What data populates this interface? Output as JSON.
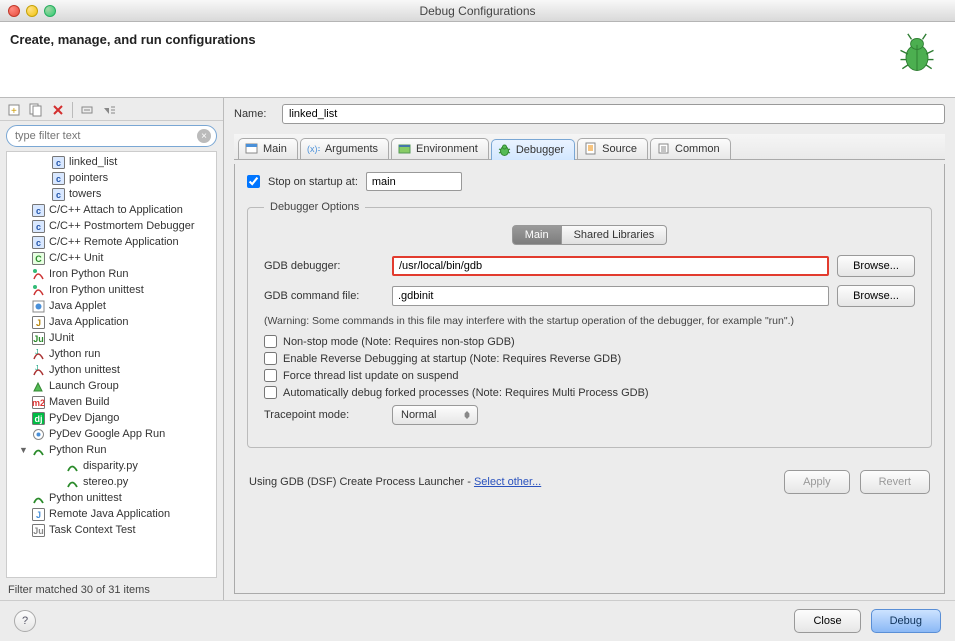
{
  "window": {
    "title": "Debug Configurations"
  },
  "header": {
    "title": "Create, manage, and run configurations"
  },
  "sidebar": {
    "filter_placeholder": "type filter text",
    "items": [
      {
        "label": "linked_list",
        "icon": "c-exe"
      },
      {
        "label": "pointers",
        "icon": "c-exe"
      },
      {
        "label": "towers",
        "icon": "c-exe"
      },
      {
        "label": "C/C++ Attach to Application",
        "icon": "c-cfg"
      },
      {
        "label": "C/C++ Postmortem Debugger",
        "icon": "c-cfg"
      },
      {
        "label": "C/C++ Remote Application",
        "icon": "c-cfg"
      },
      {
        "label": "C/C++ Unit",
        "icon": "cu"
      },
      {
        "label": "Iron Python Run",
        "icon": "ipy"
      },
      {
        "label": "Iron Python unittest",
        "icon": "ipy"
      },
      {
        "label": "Java Applet",
        "icon": "japplet"
      },
      {
        "label": "Java Application",
        "icon": "japp"
      },
      {
        "label": "JUnit",
        "icon": "junit"
      },
      {
        "label": "Jython run",
        "icon": "jy"
      },
      {
        "label": "Jython unittest",
        "icon": "jy"
      },
      {
        "label": "Launch Group",
        "icon": "launch"
      },
      {
        "label": "Maven Build",
        "icon": "m2"
      },
      {
        "label": "PyDev Django",
        "icon": "dj"
      },
      {
        "label": "PyDev Google App Run",
        "icon": "gae"
      },
      {
        "label": "Python Run",
        "icon": "py",
        "expanded": true
      },
      {
        "label": "disparity.py",
        "icon": "py",
        "child": true
      },
      {
        "label": "stereo.py",
        "icon": "py",
        "child": true
      },
      {
        "label": "Python unittest",
        "icon": "py"
      },
      {
        "label": "Remote Java Application",
        "icon": "rjava"
      },
      {
        "label": "Task Context Test",
        "icon": "task"
      }
    ],
    "status": "Filter matched 30 of 31 items"
  },
  "main": {
    "name_label": "Name:",
    "name_value": "linked_list",
    "tabs": [
      {
        "label": "Main"
      },
      {
        "label": "Arguments"
      },
      {
        "label": "Environment"
      },
      {
        "label": "Debugger",
        "active": true
      },
      {
        "label": "Source"
      },
      {
        "label": "Common"
      }
    ],
    "stop_label": "Stop on startup at:",
    "stop_value": "main",
    "options_legend": "Debugger Options",
    "subtabs": {
      "main": "Main",
      "shared": "Shared Libraries"
    },
    "gdb_debugger_label": "GDB debugger:",
    "gdb_debugger_value": "/usr/local/bin/gdb",
    "gdb_cmd_label": "GDB command file:",
    "gdb_cmd_value": ".gdbinit",
    "browse": "Browse...",
    "warning": "(Warning: Some commands in this file may interfere with the startup operation of the debugger, for example \"run\".)",
    "opt1": "Non-stop mode (Note: Requires non-stop GDB)",
    "opt2": "Enable Reverse Debugging at startup (Note: Requires Reverse GDB)",
    "opt3": "Force thread list update on suspend",
    "opt4": "Automatically debug forked processes (Note: Requires Multi Process GDB)",
    "tracepoint_label": "Tracepoint mode:",
    "tracepoint_value": "Normal",
    "launcher_text": "Using GDB (DSF) Create Process Launcher - ",
    "launcher_link": "Select other...",
    "apply": "Apply",
    "revert": "Revert"
  },
  "footer": {
    "close": "Close",
    "debug": "Debug"
  }
}
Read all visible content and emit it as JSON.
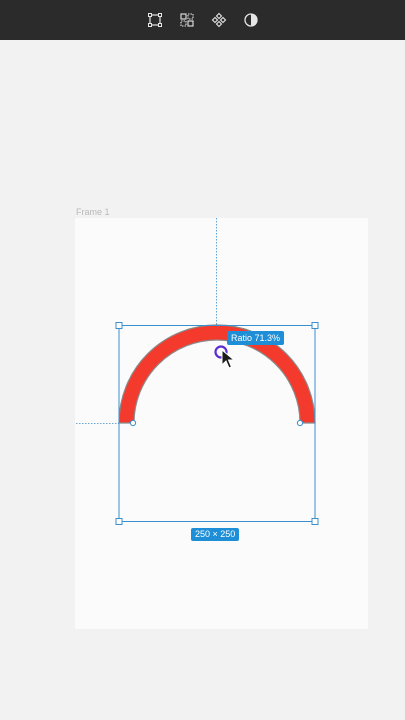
{
  "toolbar": {
    "tools": [
      {
        "icon": "frame-tool-icon"
      },
      {
        "icon": "component-grid-icon"
      },
      {
        "icon": "component-diamond-icon"
      },
      {
        "icon": "contrast-half-icon"
      }
    ]
  },
  "canvas": {
    "frame_label": "Frame 1",
    "shape": {
      "type": "arc",
      "fill_color": "#f43a2c",
      "stroke_color": "#8a8a8a",
      "ratio_label": "Ratio 71.3%",
      "size_label": "250 × 250"
    },
    "selection_color": "#1e8fd6"
  }
}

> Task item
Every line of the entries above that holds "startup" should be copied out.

> Answer for the task
    "stop_label": "Stop on startup at:",
    "warning": "(Warning: Some commands in this file may interfere with the startup operation of the debugger, for example \"run\".)",
    "opt2": "Enable Reverse Debugging at startup (Note: Requires Reverse GDB)",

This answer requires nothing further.